◆ TASK ITEM
Reproduce the data exactly; no word may be added or dropped.

◆ AVAILABLE DATA
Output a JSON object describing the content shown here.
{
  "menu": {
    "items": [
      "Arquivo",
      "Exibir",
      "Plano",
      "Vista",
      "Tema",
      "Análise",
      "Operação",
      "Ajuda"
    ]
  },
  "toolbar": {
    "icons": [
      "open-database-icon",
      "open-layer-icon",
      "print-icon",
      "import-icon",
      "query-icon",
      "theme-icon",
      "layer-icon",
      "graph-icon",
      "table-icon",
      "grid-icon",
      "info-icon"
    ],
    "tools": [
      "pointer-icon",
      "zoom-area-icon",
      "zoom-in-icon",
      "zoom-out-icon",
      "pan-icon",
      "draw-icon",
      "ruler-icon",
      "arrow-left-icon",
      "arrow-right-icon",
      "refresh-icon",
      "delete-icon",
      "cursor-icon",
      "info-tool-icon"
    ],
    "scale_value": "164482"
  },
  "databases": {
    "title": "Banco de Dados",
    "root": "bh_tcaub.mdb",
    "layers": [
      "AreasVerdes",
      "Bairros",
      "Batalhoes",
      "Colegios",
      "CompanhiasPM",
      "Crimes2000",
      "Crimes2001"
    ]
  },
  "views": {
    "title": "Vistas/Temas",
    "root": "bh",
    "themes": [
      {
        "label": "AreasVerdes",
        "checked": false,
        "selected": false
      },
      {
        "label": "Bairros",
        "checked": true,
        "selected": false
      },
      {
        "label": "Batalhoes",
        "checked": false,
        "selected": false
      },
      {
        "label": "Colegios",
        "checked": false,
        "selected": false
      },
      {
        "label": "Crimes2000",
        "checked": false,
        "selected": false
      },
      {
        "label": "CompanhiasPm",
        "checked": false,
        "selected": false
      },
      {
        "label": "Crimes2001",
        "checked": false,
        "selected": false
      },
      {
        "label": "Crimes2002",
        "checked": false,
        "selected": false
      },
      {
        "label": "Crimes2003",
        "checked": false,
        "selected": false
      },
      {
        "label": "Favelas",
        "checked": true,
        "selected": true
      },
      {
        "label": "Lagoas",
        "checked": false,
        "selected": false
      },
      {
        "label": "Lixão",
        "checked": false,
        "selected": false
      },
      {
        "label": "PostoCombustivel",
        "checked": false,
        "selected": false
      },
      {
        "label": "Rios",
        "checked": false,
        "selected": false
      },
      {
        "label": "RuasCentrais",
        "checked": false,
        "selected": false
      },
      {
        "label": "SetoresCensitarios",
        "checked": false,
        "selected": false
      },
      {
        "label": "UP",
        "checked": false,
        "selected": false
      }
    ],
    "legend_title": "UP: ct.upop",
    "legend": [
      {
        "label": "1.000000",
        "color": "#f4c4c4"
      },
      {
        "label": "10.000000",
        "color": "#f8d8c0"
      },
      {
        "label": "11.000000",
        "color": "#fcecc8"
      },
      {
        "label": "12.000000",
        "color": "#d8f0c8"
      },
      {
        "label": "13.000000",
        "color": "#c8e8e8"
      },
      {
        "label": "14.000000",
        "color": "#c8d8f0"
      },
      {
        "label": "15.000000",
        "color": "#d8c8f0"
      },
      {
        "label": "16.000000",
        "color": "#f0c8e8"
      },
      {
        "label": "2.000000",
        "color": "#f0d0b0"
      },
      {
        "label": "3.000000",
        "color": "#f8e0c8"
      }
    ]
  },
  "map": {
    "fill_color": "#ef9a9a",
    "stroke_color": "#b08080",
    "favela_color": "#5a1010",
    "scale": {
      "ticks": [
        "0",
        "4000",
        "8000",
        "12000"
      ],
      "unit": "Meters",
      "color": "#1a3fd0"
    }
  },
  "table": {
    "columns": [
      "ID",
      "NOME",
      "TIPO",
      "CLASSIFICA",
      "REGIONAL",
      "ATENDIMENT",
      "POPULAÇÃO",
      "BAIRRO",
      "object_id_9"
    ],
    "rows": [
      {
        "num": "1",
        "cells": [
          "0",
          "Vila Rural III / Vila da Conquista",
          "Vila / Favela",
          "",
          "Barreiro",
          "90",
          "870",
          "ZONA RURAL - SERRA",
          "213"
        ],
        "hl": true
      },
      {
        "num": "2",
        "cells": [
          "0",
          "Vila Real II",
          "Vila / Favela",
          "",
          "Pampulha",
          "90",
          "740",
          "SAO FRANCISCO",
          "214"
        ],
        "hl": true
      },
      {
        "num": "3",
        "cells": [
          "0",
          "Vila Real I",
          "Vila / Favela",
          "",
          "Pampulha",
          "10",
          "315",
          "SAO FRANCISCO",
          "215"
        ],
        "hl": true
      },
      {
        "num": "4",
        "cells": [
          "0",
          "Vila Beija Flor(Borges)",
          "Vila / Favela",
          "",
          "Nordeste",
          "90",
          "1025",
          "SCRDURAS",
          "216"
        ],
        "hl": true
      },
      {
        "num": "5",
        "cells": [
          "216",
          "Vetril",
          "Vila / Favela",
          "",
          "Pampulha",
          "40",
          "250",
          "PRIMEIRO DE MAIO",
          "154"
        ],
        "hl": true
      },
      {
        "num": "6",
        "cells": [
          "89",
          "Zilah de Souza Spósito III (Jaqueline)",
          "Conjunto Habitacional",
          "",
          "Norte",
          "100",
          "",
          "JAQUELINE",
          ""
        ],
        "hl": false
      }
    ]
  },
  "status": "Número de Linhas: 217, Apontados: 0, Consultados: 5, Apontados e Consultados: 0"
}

◆ ANSWER
Output a JSON object describing the content shown here.
{
  "menu": {
    "items": [
      "Arquivo",
      "Exibir",
      "Plano",
      "Vista",
      "Tema",
      "Análise",
      "Operação",
      "Ajuda"
    ]
  },
  "toolbar": {
    "icons": [
      "open-database-icon",
      "open-layer-icon",
      "print-icon",
      "import-icon",
      "query-icon",
      "theme-icon",
      "layer-icon",
      "graph-icon",
      "table-icon",
      "grid-icon",
      "info-icon"
    ],
    "tools": [
      "pointer-icon",
      "zoom-area-icon",
      "zoom-in-icon",
      "zoom-out-icon",
      "pan-icon",
      "draw-icon",
      "ruler-icon",
      "arrow-left-icon",
      "arrow-right-icon",
      "refresh-icon",
      "delete-icon",
      "cursor-icon",
      "info-tool-icon"
    ],
    "scale_value": "164482"
  },
  "databases": {
    "title": "Banco de Dados",
    "root": "bh_tcaub.mdb",
    "layers": [
      "AreasVerdes",
      "Bairros",
      "Batalhoes",
      "Colegios",
      "CompanhiasPM",
      "Crimes2000",
      "Crimes2001"
    ]
  },
  "views": {
    "title": "Vistas/Temas",
    "root": "bh",
    "themes": [
      {
        "label": "AreasVerdes",
        "checked": false,
        "selected": false
      },
      {
        "label": "Bairros",
        "checked": true,
        "selected": false
      },
      {
        "label": "Batalhoes",
        "checked": false,
        "selected": false
      },
      {
        "label": "Colegios",
        "checked": false,
        "selected": false
      },
      {
        "label": "Crimes2000",
        "checked": false,
        "selected": false
      },
      {
        "label": "CompanhiasPm",
        "checked": false,
        "selected": false
      },
      {
        "label": "Crimes2001",
        "checked": false,
        "selected": false
      },
      {
        "label": "Crimes2002",
        "checked": false,
        "selected": false
      },
      {
        "label": "Crimes2003",
        "checked": false,
        "selected": false
      },
      {
        "label": "Favelas",
        "checked": true,
        "selected": true
      },
      {
        "label": "Lagoas",
        "checked": false,
        "selected": false
      },
      {
        "label": "Lixão",
        "checked": false,
        "selected": false
      },
      {
        "label": "PostoCombustivel",
        "checked": false,
        "selected": false
      },
      {
        "label": "Rios",
        "checked": false,
        "selected": false
      },
      {
        "label": "RuasCentrais",
        "checked": false,
        "selected": false
      },
      {
        "label": "SetoresCensitarios",
        "checked": false,
        "selected": false
      },
      {
        "label": "UP",
        "checked": false,
        "selected": false
      }
    ],
    "legend_title": "UP: ct.upop",
    "legend": [
      {
        "label": "1.000000",
        "color": "#f4c4c4"
      },
      {
        "label": "10.000000",
        "color": "#f8d8c0"
      },
      {
        "label": "11.000000",
        "color": "#fcecc8"
      },
      {
        "label": "12.000000",
        "color": "#d8f0c8"
      },
      {
        "label": "13.000000",
        "color": "#c8e8e8"
      },
      {
        "label": "14.000000",
        "color": "#c8d8f0"
      },
      {
        "label": "15.000000",
        "color": "#d8c8f0"
      },
      {
        "label": "16.000000",
        "color": "#f0c8e8"
      },
      {
        "label": "2.000000",
        "color": "#f0d0b0"
      },
      {
        "label": "3.000000",
        "color": "#f8e0c8"
      }
    ]
  },
  "map": {
    "fill_color": "#ef9a9a",
    "stroke_color": "#b08080",
    "favela_color": "#5a1010",
    "scale": {
      "ticks": [
        "0",
        "4000",
        "8000",
        "12000"
      ],
      "unit": "Meters",
      "color": "#1a3fd0"
    }
  },
  "table": {
    "columns": [
      "ID",
      "NOME",
      "TIPO",
      "CLASSIFICA",
      "REGIONAL",
      "ATENDIMENT",
      "POPULAÇÃO",
      "BAIRRO",
      "object_id_9"
    ],
    "rows": [
      {
        "num": "1",
        "cells": [
          "0",
          "Vila Rural III / Vila da Conquista",
          "Vila / Favela",
          "",
          "Barreiro",
          "90",
          "870",
          "ZONA RURAL - SERRA",
          "213"
        ],
        "hl": true
      },
      {
        "num": "2",
        "cells": [
          "0",
          "Vila Real II",
          "Vila / Favela",
          "",
          "Pampulha",
          "90",
          "740",
          "SAO FRANCISCO",
          "214"
        ],
        "hl": true
      },
      {
        "num": "3",
        "cells": [
          "0",
          "Vila Real I",
          "Vila / Favela",
          "",
          "Pampulha",
          "10",
          "315",
          "SAO FRANCISCO",
          "215"
        ],
        "hl": true
      },
      {
        "num": "4",
        "cells": [
          "0",
          "Vila Beija Flor(Borges)",
          "Vila / Favela",
          "",
          "Nordeste",
          "90",
          "1025",
          "SCRDURAS",
          "216"
        ],
        "hl": true
      },
      {
        "num": "5",
        "cells": [
          "216",
          "Vetril",
          "Vila / Favela",
          "",
          "Pampulha",
          "40",
          "250",
          "PRIMEIRO DE MAIO",
          "154"
        ],
        "hl": true
      },
      {
        "num": "6",
        "cells": [
          "89",
          "Zilah de Souza Spósito III (Jaqueline)",
          "Conjunto Habitacional",
          "",
          "Norte",
          "100",
          "",
          "JAQUELINE",
          ""
        ],
        "hl": false
      }
    ]
  },
  "status": "Número de Linhas: 217, Apontados: 0, Consultados: 5, Apontados e Consultados: 0"
}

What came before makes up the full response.